By Becca DeGregorio, Science Tuesday Editor
@beccadeeeee

Researchers at BU are working to improve cyber security./ PHOTO VIA Flickr user eGuidry

Researchers at BU are working to improve cyber security./ PHOTO VIA Flickr user eGuidry

For us millennials, the only thing more frustrating than dealing with technology is our parents’ collective assumption that we are all in constant danger when we use it. Personally, a combination of daily iPhone updates and high school sermons on Internet safety has been enough to deter me from ever completely trusting anything with a keyboard.

But there’s nothing a little innovation can’t fix.

Researchers at the Boston University Rafik B. Hariri Institute for Computing and Computational Science & Engineering have recently received a $10 million Frontier grant from the National Science Foundation’s Secure and Trustworthy Cyberspace program to help enhance cyber security.

The Modular Approach to Cloud Security, or MACS, project is a five-year endeavor that aims to develop a multi-layer security system to match the chains of being that occupy our laptop and cell phone usage.

Open Snapchat. Take a Snapchat. Send that Snapchat. Hope that it doesn’t end up in the wrong hemisphere.

“What results is a gaping hole,” said Dr. Srini Devadas, a professor of Electrical Engineering and Computer Science at Massachusetts Institute of Technology and a principal investigator with the project. “So the notion of compose-ability, which is kind of the central tenant of this project, is that we’d like to maybe ask for more at the component level, but then get the security properties at the component level composed to a solid system-level direction.”

The project is certainly a long-term ordeal for a reason. Despite how simplistic a misdirected email or an intercepted call might seem, working with “the cloud” is anything but.

“There’s a catch-22 here. It’s really hard to reason about systems. Systems are incredibly complicated,” Devadas said as he proceeded to explain the team’s anticipated strategy of piecing together individual prototypes of processors that will compose a secure system. That’s what makes the project a “modular approach.”

Will the cloud suddenly become as trustworthy as my high school health teacher by the end the MACS project? Sadly, the answer is no.

But, according to Devadas, this research will help bring the cloud closer to that level of reliability.
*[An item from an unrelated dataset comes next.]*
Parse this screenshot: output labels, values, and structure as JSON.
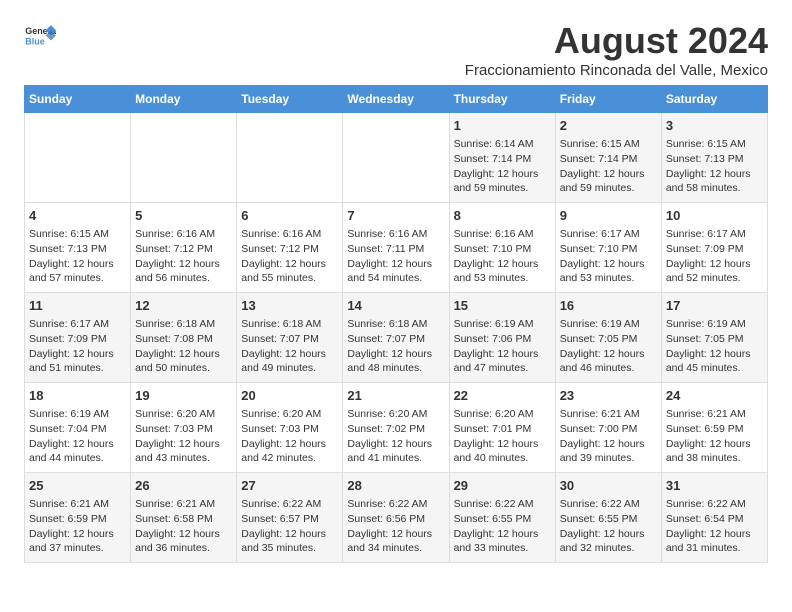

“At the minimum, I would be very surprised if there is not a significant academic impact,” he said. “And by that, I mean ideas and prototypes and ways of designing secure systems. This should push the envelope. We want to put our ideas out there.”

Until these ideas come into fruition, I think I’ll keep my digital guard up.